Requirement:
Take each line of the data that contains the string "score" and copy it.

Start of Block

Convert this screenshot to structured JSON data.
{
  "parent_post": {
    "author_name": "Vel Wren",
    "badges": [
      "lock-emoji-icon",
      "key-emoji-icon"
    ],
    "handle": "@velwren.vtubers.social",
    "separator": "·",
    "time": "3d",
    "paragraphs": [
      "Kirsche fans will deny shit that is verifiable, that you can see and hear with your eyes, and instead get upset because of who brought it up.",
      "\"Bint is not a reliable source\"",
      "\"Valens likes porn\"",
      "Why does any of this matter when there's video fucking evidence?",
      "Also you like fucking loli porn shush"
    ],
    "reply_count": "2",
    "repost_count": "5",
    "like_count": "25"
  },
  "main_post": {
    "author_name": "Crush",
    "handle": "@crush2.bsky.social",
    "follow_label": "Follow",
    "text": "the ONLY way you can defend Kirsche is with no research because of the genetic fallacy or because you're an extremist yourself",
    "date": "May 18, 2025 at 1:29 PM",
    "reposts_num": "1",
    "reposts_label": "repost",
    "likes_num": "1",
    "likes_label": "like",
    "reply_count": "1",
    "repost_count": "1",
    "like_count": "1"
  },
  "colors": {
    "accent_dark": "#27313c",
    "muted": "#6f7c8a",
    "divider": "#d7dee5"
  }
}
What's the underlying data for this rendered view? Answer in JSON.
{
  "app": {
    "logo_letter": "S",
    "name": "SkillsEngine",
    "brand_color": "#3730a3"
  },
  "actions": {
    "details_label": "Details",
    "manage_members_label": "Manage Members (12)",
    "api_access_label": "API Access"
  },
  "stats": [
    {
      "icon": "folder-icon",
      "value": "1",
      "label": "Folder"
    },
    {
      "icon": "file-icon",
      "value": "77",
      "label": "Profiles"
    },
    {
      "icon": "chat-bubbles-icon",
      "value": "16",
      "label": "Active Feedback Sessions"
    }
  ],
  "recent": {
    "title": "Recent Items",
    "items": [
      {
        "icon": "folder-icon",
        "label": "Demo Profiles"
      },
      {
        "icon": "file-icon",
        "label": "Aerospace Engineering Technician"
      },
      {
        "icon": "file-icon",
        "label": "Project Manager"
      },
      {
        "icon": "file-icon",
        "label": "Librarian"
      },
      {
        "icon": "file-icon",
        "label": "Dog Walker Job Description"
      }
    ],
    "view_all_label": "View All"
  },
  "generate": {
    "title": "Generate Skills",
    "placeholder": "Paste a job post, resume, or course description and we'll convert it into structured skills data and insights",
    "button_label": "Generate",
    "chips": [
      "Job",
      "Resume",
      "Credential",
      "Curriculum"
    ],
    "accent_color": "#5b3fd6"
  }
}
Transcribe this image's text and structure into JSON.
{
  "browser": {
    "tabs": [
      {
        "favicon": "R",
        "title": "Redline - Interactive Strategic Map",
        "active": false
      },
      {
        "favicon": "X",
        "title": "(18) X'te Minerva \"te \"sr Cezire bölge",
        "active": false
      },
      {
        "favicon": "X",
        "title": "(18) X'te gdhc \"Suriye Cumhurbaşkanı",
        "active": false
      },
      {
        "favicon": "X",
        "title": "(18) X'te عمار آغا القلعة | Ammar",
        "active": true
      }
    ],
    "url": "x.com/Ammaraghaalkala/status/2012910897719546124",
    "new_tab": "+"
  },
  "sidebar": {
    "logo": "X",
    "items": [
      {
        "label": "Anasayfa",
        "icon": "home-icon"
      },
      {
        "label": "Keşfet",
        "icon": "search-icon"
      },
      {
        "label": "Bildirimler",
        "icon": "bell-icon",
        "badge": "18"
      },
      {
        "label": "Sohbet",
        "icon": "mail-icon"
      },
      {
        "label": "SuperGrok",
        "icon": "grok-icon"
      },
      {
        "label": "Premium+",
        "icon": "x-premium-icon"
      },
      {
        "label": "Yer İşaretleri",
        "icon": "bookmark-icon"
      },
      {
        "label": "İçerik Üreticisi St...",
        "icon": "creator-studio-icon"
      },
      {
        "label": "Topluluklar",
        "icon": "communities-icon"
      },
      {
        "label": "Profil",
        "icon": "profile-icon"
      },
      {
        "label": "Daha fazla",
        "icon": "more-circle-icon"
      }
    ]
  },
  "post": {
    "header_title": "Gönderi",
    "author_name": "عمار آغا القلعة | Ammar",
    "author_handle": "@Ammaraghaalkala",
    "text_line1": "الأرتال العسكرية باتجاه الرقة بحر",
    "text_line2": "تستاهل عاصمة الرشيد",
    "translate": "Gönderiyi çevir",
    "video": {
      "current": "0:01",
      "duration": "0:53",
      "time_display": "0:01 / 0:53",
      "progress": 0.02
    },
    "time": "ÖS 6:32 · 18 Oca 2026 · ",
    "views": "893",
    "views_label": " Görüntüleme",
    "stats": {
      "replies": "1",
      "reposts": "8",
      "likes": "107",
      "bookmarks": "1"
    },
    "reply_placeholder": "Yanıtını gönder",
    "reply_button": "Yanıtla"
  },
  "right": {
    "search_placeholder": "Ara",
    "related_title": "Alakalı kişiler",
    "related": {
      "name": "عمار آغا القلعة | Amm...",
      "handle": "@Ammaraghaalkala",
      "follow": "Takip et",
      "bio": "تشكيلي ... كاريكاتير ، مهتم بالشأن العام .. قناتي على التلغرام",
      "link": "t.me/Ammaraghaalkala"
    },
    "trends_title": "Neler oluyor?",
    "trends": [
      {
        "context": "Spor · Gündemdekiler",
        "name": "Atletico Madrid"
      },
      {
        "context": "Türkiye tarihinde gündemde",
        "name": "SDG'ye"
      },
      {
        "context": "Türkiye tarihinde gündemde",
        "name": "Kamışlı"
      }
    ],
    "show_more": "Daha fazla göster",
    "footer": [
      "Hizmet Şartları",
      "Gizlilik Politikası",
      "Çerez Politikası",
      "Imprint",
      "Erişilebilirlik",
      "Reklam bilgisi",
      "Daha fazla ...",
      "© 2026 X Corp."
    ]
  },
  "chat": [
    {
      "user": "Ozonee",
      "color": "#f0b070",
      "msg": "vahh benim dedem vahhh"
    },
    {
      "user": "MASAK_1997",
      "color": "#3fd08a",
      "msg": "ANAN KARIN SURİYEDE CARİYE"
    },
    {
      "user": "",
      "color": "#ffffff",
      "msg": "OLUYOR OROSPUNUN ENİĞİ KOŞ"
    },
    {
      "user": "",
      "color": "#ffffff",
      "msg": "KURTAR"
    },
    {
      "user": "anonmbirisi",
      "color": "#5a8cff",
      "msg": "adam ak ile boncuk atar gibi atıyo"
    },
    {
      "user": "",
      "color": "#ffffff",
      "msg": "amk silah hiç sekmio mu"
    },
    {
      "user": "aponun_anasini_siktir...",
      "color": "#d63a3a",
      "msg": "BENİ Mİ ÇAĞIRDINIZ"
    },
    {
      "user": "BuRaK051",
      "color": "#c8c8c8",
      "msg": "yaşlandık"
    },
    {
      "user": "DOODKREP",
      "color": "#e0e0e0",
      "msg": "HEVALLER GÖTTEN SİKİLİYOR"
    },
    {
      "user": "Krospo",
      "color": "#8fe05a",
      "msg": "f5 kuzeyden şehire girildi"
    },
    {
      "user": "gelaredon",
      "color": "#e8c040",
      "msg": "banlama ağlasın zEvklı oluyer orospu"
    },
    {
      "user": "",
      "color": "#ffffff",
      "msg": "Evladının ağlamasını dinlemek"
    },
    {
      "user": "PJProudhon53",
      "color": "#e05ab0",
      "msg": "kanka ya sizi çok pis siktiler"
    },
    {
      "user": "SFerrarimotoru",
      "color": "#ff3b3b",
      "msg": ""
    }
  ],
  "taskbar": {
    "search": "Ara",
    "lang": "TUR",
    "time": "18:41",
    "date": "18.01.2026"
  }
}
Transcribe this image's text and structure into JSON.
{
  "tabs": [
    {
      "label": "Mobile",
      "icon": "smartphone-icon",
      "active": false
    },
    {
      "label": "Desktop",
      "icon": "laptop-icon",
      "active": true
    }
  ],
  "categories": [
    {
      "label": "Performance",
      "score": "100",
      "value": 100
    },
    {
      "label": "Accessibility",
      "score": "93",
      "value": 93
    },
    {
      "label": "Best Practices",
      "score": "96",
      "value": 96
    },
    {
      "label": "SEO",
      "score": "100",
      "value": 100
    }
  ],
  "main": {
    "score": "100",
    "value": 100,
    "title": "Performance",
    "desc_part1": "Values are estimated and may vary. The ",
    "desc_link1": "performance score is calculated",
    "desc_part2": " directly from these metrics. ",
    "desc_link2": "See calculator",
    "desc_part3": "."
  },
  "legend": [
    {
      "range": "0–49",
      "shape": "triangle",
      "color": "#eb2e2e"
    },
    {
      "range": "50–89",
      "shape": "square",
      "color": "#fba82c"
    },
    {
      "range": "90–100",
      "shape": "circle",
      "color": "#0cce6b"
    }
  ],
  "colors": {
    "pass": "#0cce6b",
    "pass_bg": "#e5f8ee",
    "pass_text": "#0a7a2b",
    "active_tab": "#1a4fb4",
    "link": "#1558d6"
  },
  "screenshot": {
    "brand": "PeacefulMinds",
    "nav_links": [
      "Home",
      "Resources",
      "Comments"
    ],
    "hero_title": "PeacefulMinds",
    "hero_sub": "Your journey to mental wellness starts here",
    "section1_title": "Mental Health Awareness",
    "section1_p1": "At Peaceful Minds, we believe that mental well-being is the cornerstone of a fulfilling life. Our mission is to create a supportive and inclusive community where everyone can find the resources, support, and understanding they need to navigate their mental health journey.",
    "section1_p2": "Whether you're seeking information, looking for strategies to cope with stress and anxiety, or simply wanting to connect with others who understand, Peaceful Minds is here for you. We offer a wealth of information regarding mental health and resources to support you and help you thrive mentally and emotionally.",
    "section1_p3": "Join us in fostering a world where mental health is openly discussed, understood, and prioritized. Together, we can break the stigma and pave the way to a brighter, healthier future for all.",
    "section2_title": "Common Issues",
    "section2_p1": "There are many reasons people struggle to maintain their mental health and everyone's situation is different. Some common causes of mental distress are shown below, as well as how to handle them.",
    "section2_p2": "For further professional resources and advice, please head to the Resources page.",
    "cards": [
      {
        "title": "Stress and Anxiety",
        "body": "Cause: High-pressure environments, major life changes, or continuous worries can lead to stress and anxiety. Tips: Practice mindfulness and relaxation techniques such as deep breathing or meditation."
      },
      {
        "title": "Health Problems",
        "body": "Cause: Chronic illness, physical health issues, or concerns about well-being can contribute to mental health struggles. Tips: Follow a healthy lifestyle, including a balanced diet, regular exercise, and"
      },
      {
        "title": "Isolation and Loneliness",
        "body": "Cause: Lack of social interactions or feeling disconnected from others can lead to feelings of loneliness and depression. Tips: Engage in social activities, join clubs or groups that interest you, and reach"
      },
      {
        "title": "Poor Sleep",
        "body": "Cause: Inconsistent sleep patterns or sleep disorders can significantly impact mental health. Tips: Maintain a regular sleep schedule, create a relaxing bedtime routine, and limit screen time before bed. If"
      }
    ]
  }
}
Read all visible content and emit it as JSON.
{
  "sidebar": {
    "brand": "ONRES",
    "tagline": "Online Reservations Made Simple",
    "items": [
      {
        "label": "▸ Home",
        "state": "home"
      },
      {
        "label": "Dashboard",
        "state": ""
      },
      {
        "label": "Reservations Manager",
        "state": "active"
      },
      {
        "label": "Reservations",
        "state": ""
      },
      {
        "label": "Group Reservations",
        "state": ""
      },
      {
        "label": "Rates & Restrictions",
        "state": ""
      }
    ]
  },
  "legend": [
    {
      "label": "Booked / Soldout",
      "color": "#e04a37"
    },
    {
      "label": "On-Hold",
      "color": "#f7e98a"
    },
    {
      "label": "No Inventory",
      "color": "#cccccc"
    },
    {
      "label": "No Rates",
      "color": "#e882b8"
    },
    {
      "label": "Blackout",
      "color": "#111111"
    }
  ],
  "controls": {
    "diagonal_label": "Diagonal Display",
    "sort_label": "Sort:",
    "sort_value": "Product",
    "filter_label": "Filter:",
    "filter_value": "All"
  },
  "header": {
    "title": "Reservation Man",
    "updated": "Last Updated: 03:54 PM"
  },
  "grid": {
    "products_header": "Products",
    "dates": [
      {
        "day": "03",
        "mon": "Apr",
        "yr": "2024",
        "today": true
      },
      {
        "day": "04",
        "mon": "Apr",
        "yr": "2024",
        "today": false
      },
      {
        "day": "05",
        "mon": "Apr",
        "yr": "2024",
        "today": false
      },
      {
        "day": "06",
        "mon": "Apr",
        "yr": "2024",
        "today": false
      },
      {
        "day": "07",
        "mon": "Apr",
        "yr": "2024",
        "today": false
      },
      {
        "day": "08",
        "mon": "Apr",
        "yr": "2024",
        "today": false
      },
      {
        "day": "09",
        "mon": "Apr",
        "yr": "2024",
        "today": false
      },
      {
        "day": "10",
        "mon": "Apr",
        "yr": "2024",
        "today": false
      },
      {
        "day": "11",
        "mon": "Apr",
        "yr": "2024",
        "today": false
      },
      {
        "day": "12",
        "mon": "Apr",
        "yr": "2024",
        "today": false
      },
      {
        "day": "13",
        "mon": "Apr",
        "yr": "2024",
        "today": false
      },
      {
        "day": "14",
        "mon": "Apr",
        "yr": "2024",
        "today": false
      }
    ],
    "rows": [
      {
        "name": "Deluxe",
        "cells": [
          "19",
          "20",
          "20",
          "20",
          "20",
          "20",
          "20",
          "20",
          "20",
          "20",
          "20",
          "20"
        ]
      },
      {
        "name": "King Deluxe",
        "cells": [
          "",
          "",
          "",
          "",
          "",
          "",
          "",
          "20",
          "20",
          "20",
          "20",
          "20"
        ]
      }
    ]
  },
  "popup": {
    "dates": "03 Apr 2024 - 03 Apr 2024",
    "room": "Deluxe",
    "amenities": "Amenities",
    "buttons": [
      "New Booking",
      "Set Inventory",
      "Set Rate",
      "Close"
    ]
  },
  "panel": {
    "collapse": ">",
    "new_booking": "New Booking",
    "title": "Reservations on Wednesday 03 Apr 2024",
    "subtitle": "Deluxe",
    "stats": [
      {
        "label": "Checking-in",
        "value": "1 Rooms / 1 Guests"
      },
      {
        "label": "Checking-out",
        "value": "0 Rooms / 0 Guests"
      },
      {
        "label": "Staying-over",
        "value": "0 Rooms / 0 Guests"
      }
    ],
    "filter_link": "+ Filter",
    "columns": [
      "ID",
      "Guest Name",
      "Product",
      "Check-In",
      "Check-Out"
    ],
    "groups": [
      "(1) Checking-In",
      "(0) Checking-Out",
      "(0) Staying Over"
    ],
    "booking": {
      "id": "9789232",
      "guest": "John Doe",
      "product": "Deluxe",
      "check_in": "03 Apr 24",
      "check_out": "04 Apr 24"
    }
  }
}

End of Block

Task solution:
      "score": "100",
      "score": "93",
      "score": "96",
      "score": "100",
    "score": "100",
    "desc_link1": "performance score is calculated",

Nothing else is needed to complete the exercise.